After years of humiliating treatment by his brother—including being forced to take dictation while John was on the toilet—Will bought the rights to the flake cereal recipe and struck out on his own, founding the Battle Creek Toasted Corn Flake Company in 1906. Adding malt, sugar and salt to the dough, he began manufacturing Kellogg’s Corn Flakes in mass quantities and pouring much of the profits into advertising.
By 1909, according to Markel, Will’s company was churning out 120,000 cases of Corn Flakes a day. John Kellogg, who resented his brother’s success, later fought him for the right to use the family name.
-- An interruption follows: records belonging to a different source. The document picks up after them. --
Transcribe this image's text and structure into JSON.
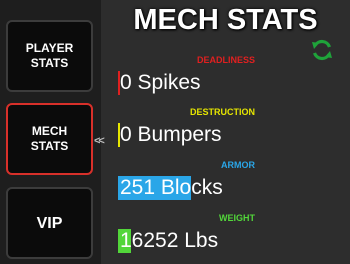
{
  "title": "MECH STATS",
  "sidebar": {
    "player_line1": "PLAYER",
    "player_line2": "STATS",
    "mech_line1": "MECH",
    "mech_line2": "STATS",
    "vip": "VIP",
    "arrow": "<<"
  },
  "refresh_icon": "refresh-icon",
  "colors": {
    "deadliness": "#e02020",
    "destruction": "#e6e600",
    "armor": "#2aa6e8",
    "weight": "#52d63a",
    "accent_refresh": "#1fa33a"
  },
  "stats": {
    "deadliness": {
      "label": "DEADLINESS",
      "value": "0 Spikes",
      "fill": 0.0
    },
    "destruction": {
      "label": "DESTRUCTION",
      "value": "0 Bumpers",
      "fill": 0.0
    },
    "armor": {
      "label": "ARMOR",
      "value": "251 Blocks",
      "fill": 0.3
    },
    "weight": {
      "label": "WEIGHT",
      "value": "16252 Lbs",
      "fill": 0.05
    }
  }
}
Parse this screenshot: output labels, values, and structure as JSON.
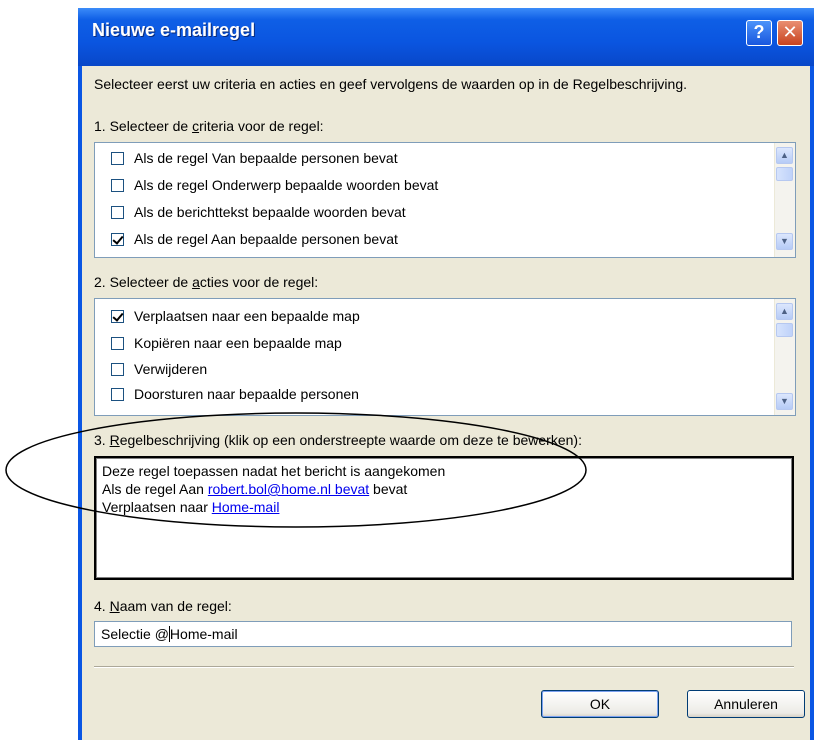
{
  "window": {
    "title": "Nieuwe e-mailregel",
    "help_glyph": "?",
    "close_glyph": "✕"
  },
  "intro_text": "Selecteer eerst uw criteria en acties en geef vervolgens de waarden op in de Regelbeschrijving.",
  "criteria": {
    "label_pre": "1. Selecteer de ",
    "label_u": "c",
    "label_post": "riteria voor de regel:",
    "items": [
      {
        "label": "Als de regel Van bepaalde personen bevat",
        "checked": false
      },
      {
        "label": "Als de regel Onderwerp bepaalde woorden bevat",
        "checked": false
      },
      {
        "label": "Als de berichttekst bepaalde woorden bevat",
        "checked": false
      },
      {
        "label": "Als de regel Aan bepaalde personen bevat",
        "checked": true
      }
    ]
  },
  "actions": {
    "label_pre": "2. Selecteer de ",
    "label_u": "a",
    "label_post": "cties voor de regel:",
    "items": [
      {
        "label": "Verplaatsen naar een bepaalde map",
        "checked": true
      },
      {
        "label": "Kopiëren naar een bepaalde map",
        "checked": false
      },
      {
        "label": "Verwijderen",
        "checked": false
      },
      {
        "label": "Doorsturen naar bepaalde personen",
        "checked": false
      }
    ]
  },
  "description": {
    "label_pre": "3. ",
    "label_u": "R",
    "label_post": "egelbeschrijving (klik op een onderstreepte waarde om deze te bewerken):",
    "line1": "Deze regel toepassen nadat het bericht is aangekomen",
    "line2_pre": "Als de regel Aan ",
    "line2_link": "robert.bol@home.nl bevat",
    "line2_post": " bevat",
    "line3_pre": "Verplaatsen naar ",
    "line3_link": "Home-mail"
  },
  "rule_name": {
    "label_pre": "4. ",
    "label_u": "N",
    "label_post": "aam van de regel:",
    "value_pre": "Selectie @",
    "value_post": "Home-mail"
  },
  "buttons": {
    "ok": "OK",
    "cancel": "Annuleren"
  },
  "scroll_icons": {
    "up": "▲",
    "down": "▼"
  }
}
The resulting legal battle ended in 1920, when the Michigan State Supreme Court ruled in Will’s favor, due to his success at popularizing his now-ubiquitous product.
How cereal changed breakfast forever
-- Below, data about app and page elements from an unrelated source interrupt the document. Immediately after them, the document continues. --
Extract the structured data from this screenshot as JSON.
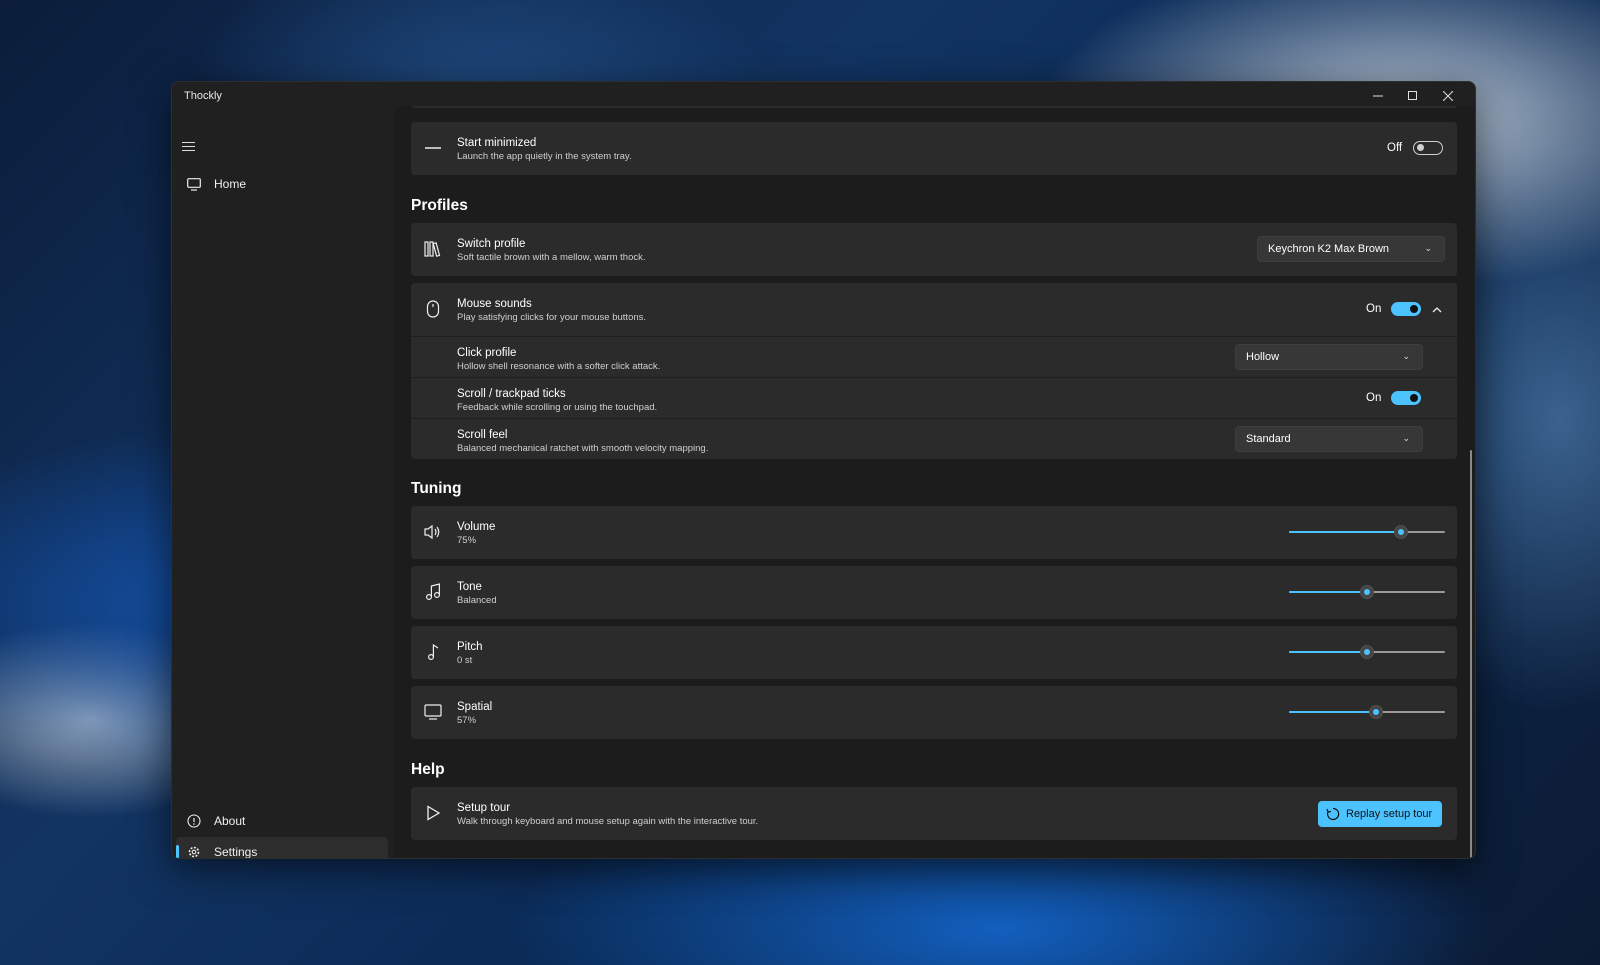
{
  "window": {
    "title": "Thockly"
  },
  "sidebar": {
    "items": [
      {
        "label": "Home",
        "icon": "monitor-icon"
      },
      {
        "label": "About",
        "icon": "info-icon"
      },
      {
        "label": "Settings",
        "icon": "gear-icon",
        "active": true
      }
    ]
  },
  "general": {
    "start_minimized": {
      "title": "Start minimized",
      "desc": "Launch the app quietly in the system tray.",
      "state_label": "Off",
      "on": false
    }
  },
  "profiles": {
    "section_title": "Profiles",
    "switch_profile": {
      "title": "Switch profile",
      "desc": "Soft tactile brown with a mellow, warm thock.",
      "value": "Keychron K2 Max Brown"
    },
    "mouse_sounds": {
      "title": "Mouse sounds",
      "desc": "Play satisfying clicks for your mouse buttons.",
      "state_label": "On",
      "on": true
    },
    "click_profile": {
      "title": "Click profile",
      "desc": "Hollow shell resonance with a softer click attack.",
      "value": "Hollow"
    },
    "scroll_ticks": {
      "title": "Scroll / trackpad ticks",
      "desc": "Feedback while scrolling or using the touchpad.",
      "state_label": "On",
      "on": true
    },
    "scroll_feel": {
      "title": "Scroll feel",
      "desc": "Balanced mechanical ratchet with smooth velocity mapping.",
      "value": "Standard"
    }
  },
  "tuning": {
    "section_title": "Tuning",
    "volume": {
      "title": "Volume",
      "value_text": "75%",
      "level": 0.72
    },
    "tone": {
      "title": "Tone",
      "value_text": "Balanced",
      "level": 0.5
    },
    "pitch": {
      "title": "Pitch",
      "value_text": "0 st",
      "level": 0.5
    },
    "spatial": {
      "title": "Spatial",
      "value_text": "57%",
      "level": 0.56
    }
  },
  "help": {
    "section_title": "Help",
    "setup_tour": {
      "title": "Setup tour",
      "desc": "Walk through keyboard and mouse setup again with the interactive tour.",
      "button_label": "Replay setup tour"
    }
  },
  "colors": {
    "accent": "#4cc2ff",
    "card": "#2b2b2b",
    "window": "#202020"
  }
}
By the time Will Kellogg entered the market, others had already begun to capitalize on the general public’s appetite for cereal. Among the most successful was C. W. Post, a one-time patient at the Battle Creek Sanitarium who adapted Kellogg’s cereal recipe into his own mass-produced version, Grape-Nuts, to tremendous success. A cut-throat competitor to Kellogg, Post even bought exclusive rights to manufacture the cereal-rolling machine needed in the cereal production process—equipment that Will Kellogg originally helped design.
With the completion of the transcontinental railroad in the late 19th century, the United States was now linked to an unprecedented degree, creating a mass market for Kellogg, Post and other newly recognizable packaged-food brands to ply their wares. Despite the sometimes outrageous claims made in their advertising (Post, for instance, claimed that Grape-Nuts cured everything from rickets to malaria), the growing variety of brand-name companies promised a certain level of quality and uniformity, especially as Americans began to consume processed foods in mass quantities for the first time.
With their irresistible combination of health claims and convenience, combined with the unique circumstances of the historical moment in which they emerged, Kellogg’s Corn Flakes and other cereals would have a revolutionary impact on American breakfast. “It was so easy compared to any other kind of breakfast,” says Wassberg Johnson. “You open a box, dump it in a bowl, pour some milk on it. You really can't get much easier than that in the morning.”